Top of Task data

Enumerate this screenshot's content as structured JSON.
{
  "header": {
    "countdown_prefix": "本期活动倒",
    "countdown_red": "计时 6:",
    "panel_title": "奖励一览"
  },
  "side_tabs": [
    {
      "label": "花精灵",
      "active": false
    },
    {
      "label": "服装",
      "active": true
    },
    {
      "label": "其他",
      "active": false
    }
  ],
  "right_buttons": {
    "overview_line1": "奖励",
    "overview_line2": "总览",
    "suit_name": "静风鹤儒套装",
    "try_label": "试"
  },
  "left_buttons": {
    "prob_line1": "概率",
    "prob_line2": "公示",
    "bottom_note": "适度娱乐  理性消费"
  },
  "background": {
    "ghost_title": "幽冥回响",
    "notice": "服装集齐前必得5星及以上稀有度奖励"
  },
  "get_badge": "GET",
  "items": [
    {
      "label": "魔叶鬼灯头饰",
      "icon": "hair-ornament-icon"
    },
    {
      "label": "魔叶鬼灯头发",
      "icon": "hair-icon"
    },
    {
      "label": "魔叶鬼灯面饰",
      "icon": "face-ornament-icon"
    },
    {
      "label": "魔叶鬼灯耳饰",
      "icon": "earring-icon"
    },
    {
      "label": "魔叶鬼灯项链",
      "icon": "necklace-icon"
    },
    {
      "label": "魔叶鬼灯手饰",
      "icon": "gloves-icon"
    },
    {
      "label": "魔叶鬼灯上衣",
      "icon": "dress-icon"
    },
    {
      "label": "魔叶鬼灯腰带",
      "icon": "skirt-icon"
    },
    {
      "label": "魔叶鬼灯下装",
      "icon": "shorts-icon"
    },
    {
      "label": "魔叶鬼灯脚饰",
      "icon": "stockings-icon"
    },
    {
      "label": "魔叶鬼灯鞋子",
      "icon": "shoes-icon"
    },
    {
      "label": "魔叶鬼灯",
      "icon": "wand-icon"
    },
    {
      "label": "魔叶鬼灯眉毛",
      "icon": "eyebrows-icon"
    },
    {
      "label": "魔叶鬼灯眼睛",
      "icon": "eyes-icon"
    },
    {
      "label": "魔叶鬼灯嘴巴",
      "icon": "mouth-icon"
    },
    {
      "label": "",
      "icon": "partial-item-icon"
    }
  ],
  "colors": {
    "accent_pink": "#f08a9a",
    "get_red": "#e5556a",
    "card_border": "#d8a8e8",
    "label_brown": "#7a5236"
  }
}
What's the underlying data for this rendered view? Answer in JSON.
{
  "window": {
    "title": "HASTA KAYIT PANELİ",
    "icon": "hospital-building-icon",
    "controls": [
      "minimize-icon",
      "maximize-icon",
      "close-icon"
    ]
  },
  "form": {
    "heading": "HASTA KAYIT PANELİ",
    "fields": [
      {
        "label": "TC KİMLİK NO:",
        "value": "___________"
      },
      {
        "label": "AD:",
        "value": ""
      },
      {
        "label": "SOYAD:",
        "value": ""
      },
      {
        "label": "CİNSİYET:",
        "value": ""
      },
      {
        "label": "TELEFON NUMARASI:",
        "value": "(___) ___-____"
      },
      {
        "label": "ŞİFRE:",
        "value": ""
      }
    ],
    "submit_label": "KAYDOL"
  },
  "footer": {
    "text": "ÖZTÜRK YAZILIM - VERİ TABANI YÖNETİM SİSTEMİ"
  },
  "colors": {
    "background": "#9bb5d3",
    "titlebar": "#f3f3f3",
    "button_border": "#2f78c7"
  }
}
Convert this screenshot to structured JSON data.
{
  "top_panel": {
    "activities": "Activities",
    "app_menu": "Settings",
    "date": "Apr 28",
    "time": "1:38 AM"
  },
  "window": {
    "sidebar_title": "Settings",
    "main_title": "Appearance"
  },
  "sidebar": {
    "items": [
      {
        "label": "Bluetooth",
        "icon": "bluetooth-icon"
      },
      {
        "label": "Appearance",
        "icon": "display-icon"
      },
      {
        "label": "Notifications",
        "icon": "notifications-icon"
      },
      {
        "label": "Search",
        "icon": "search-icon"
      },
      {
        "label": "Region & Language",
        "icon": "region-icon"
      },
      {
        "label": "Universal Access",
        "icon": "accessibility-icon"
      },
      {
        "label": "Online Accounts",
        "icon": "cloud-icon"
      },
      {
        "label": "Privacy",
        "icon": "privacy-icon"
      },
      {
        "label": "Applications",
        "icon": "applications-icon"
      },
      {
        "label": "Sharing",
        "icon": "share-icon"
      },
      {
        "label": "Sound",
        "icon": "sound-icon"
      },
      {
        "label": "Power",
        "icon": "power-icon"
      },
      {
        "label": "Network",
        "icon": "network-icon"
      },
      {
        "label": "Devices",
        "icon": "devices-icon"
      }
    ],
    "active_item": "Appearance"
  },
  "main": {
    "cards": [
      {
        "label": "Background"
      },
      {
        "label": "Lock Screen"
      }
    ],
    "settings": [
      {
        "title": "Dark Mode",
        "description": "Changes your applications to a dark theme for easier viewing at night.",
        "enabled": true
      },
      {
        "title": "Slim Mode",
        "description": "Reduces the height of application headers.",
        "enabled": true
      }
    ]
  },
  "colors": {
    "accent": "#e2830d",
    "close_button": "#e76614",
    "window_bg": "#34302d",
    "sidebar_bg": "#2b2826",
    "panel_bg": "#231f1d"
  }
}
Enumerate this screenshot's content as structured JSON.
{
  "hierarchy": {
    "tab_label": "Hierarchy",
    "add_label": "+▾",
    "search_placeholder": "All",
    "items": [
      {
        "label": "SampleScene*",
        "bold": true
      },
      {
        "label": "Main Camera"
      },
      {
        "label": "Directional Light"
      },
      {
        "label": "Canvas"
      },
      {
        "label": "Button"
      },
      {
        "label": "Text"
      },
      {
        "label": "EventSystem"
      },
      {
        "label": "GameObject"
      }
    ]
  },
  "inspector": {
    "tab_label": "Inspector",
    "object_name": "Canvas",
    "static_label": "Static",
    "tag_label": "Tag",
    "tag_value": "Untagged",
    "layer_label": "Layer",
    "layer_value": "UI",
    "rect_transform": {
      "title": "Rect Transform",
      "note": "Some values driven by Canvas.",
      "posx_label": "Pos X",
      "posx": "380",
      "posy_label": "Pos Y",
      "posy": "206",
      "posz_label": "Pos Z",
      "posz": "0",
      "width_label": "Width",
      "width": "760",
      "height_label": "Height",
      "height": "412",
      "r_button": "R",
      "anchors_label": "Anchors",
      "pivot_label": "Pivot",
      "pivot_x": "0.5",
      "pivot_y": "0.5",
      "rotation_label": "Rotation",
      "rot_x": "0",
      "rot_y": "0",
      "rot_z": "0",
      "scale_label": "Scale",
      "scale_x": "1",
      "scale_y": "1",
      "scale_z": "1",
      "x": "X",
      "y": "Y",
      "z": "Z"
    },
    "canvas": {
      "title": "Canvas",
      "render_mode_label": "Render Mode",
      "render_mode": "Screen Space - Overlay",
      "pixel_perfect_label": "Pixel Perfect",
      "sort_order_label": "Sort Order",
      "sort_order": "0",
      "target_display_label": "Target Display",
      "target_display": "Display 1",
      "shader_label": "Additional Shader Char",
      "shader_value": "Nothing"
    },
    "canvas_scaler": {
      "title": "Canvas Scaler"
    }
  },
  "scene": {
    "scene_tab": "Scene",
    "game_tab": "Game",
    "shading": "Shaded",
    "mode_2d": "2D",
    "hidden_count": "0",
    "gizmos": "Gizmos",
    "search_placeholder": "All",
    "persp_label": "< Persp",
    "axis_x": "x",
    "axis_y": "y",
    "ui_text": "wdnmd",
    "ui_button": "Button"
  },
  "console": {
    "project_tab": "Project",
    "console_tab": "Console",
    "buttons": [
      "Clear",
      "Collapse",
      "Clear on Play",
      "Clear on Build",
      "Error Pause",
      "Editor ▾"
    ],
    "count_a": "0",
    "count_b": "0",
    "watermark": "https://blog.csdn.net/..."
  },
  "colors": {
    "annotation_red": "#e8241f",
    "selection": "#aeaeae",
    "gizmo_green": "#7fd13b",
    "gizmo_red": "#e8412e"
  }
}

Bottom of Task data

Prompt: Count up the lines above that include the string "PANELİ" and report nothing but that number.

Solution for this problem: 2